**Work item**
In the data below, find each line carrying the string "this" and copy it out.

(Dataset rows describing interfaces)
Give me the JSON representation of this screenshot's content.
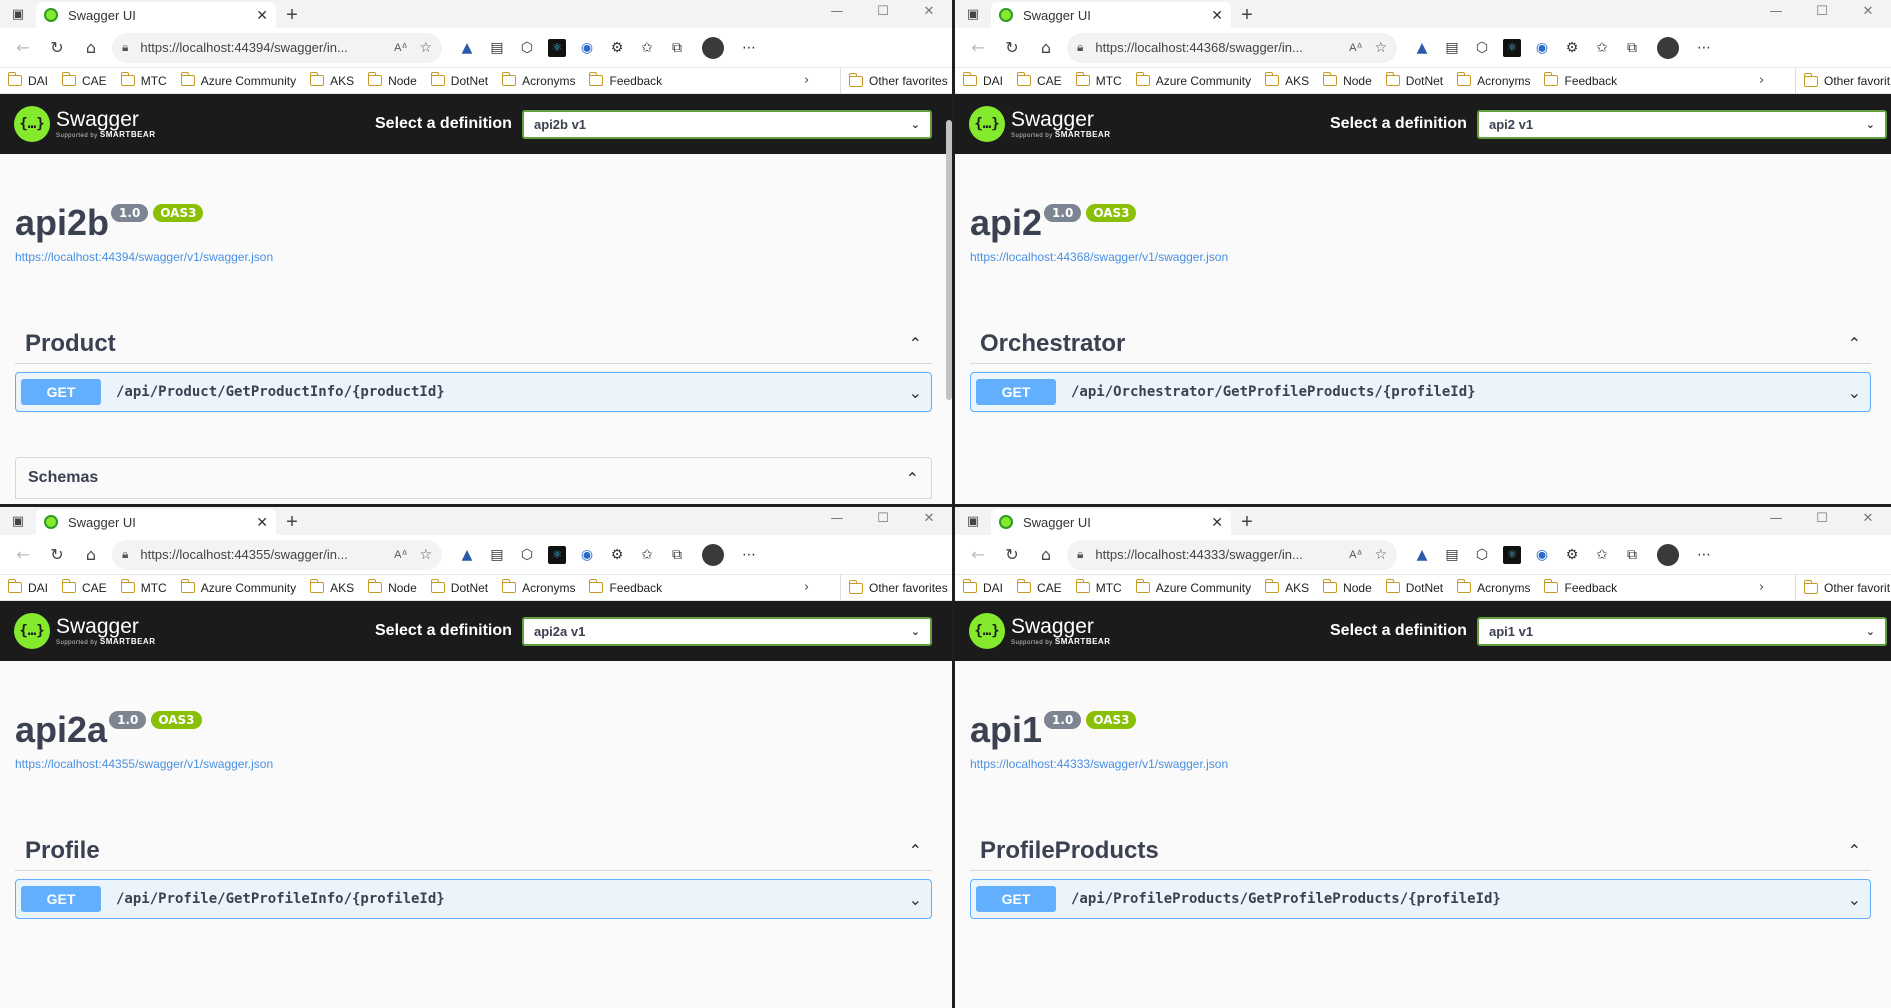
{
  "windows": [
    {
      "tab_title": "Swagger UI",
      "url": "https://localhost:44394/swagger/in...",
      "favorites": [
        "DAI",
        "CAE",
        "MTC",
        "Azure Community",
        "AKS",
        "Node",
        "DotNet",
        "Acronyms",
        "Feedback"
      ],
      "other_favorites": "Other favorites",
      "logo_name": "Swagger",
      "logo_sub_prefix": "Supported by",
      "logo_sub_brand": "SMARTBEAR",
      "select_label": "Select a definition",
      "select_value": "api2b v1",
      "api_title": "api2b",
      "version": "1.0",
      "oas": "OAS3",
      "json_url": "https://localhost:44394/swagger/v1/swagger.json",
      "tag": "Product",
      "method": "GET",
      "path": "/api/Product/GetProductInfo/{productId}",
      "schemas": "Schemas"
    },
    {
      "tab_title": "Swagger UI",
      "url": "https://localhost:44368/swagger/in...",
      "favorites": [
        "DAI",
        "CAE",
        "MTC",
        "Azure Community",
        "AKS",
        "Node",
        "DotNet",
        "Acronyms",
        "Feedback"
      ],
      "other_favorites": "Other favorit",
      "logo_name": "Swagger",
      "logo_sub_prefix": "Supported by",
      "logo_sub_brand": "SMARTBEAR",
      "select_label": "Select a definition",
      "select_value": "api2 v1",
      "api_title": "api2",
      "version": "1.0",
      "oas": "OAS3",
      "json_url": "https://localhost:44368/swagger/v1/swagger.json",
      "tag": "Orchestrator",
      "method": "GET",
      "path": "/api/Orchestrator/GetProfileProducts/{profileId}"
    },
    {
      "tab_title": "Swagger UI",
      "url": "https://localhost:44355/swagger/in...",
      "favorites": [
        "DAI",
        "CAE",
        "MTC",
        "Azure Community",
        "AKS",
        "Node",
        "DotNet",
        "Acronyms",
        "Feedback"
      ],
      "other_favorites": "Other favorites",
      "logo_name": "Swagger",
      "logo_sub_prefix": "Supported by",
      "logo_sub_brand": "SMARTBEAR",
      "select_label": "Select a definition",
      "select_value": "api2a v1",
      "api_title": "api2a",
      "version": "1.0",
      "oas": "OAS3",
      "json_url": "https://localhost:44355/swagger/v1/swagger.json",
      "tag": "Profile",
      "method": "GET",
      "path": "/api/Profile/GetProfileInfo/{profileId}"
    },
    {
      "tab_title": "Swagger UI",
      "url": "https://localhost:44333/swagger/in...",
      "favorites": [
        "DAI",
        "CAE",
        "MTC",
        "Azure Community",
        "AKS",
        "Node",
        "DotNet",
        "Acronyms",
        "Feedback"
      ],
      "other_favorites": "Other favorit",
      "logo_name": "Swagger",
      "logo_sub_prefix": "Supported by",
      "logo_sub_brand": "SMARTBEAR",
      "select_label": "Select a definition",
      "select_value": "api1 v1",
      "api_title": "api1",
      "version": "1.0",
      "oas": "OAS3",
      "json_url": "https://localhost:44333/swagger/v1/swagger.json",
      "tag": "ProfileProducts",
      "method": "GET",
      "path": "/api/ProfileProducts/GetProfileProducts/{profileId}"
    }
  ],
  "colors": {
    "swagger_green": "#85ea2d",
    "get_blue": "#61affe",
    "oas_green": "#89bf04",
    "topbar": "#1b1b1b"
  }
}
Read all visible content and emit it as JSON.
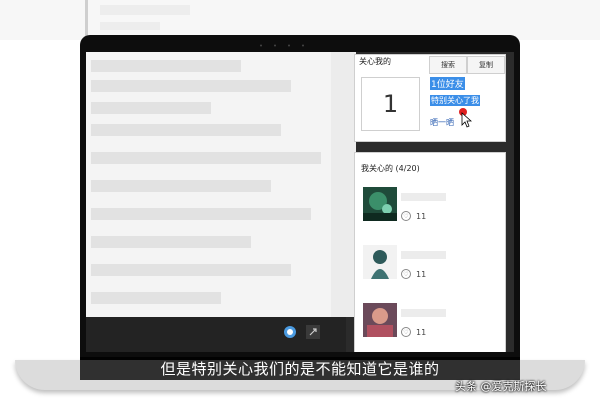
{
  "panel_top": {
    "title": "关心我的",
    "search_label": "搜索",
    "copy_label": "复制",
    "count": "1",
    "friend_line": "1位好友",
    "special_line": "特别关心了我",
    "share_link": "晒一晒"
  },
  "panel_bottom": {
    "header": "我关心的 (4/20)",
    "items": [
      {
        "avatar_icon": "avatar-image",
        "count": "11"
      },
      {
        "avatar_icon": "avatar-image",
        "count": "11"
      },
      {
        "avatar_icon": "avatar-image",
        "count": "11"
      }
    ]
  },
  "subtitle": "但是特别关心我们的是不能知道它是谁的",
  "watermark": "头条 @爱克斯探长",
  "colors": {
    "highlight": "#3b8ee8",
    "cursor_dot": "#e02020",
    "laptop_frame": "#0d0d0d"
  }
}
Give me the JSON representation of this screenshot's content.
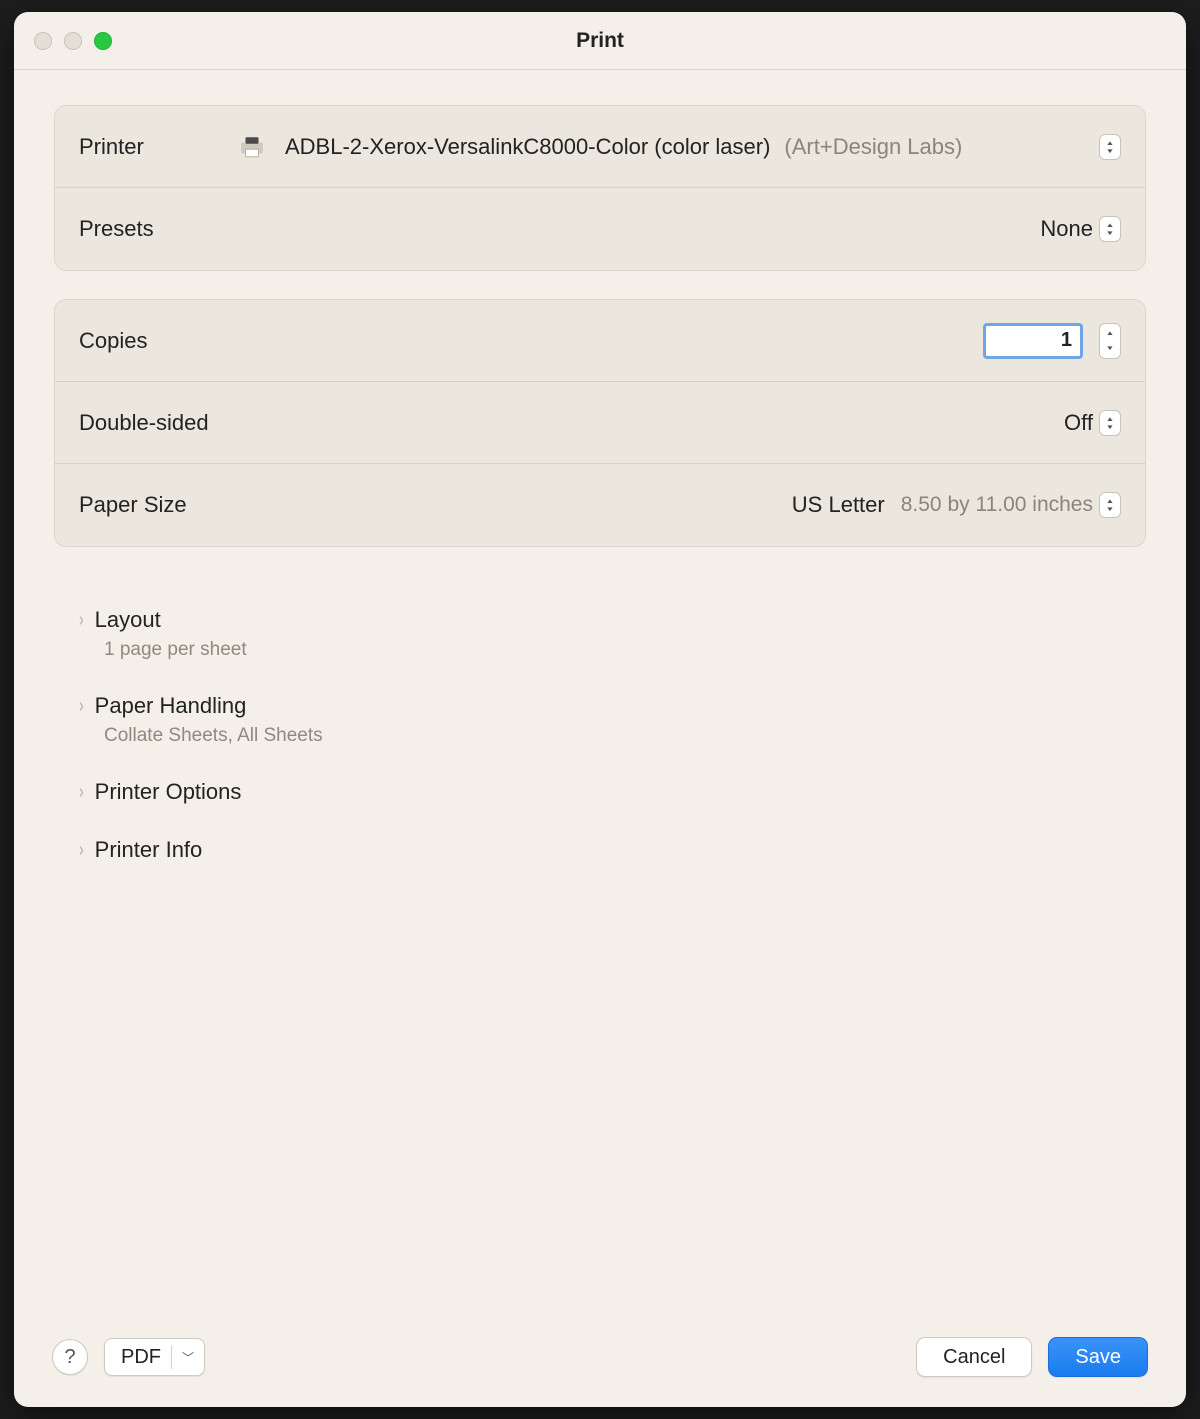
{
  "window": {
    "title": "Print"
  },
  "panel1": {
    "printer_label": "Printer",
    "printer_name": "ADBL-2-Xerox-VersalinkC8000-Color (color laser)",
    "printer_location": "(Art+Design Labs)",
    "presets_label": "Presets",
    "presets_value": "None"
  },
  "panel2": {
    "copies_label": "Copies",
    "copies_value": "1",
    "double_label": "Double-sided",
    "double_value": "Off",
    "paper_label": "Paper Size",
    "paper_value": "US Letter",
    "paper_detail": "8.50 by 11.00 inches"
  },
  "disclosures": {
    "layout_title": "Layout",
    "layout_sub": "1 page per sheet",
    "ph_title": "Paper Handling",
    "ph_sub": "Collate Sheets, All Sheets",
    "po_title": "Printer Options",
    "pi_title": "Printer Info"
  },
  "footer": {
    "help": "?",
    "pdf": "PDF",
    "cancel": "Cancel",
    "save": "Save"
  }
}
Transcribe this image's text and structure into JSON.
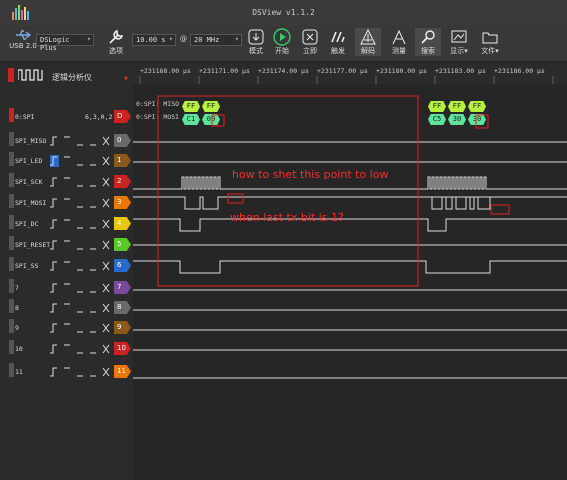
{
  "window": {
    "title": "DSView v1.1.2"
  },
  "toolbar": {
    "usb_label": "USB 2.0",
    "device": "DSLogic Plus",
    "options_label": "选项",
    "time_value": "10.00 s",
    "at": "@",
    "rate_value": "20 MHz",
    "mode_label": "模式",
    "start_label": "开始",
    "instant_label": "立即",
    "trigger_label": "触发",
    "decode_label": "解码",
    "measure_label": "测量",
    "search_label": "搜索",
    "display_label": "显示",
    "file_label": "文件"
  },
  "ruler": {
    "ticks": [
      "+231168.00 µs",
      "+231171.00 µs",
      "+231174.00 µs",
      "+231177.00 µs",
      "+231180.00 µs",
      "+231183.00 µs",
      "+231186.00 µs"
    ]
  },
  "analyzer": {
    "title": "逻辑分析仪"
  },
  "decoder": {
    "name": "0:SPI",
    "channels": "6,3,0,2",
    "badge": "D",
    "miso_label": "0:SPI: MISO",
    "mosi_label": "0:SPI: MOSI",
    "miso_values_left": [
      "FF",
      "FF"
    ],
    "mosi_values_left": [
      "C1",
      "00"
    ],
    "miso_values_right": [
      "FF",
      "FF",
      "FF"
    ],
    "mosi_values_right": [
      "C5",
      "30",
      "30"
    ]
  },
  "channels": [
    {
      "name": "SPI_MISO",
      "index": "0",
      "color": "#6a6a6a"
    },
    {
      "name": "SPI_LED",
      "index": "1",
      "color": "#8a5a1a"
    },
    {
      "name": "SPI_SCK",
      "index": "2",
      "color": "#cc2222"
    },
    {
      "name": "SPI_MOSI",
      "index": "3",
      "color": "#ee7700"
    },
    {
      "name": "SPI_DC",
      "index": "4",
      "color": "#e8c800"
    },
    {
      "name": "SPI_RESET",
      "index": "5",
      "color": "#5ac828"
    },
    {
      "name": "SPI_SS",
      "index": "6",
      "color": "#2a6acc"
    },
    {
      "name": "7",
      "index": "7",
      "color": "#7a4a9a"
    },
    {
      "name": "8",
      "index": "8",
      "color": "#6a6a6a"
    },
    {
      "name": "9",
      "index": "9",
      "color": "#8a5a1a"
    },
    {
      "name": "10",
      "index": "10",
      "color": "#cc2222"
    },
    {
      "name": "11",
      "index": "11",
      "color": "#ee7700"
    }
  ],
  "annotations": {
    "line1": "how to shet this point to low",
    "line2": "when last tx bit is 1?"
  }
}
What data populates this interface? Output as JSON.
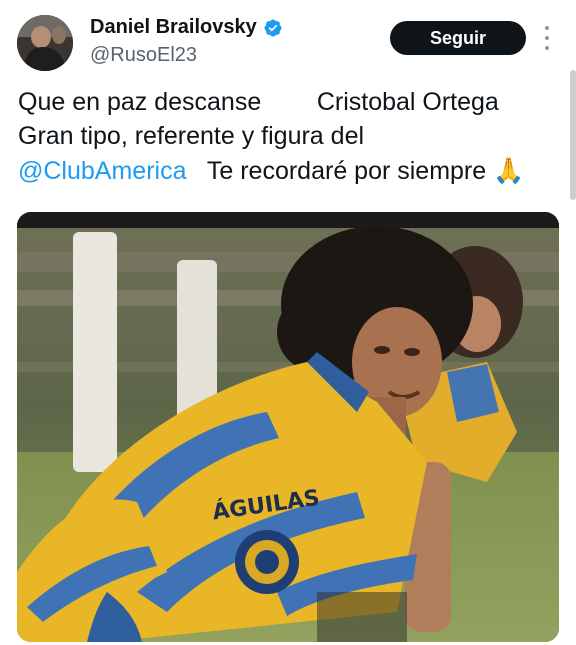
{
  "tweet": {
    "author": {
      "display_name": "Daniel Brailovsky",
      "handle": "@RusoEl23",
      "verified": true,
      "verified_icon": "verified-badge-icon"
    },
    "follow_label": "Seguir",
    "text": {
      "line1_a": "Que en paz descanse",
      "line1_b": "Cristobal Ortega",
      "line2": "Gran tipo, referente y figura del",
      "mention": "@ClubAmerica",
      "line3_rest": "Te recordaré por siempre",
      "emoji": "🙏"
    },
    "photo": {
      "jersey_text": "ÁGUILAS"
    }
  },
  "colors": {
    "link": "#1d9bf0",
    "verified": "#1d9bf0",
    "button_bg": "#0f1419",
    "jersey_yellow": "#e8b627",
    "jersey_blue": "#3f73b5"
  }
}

**Completed task**
Give me the JSON representation of this screenshot's content.
Give me the JSON representation of this screenshot's content.
Transcribe this image's text and structure into JSON.
    "line1": "how to shet this point to low",
What data populates this interface? Output as JSON.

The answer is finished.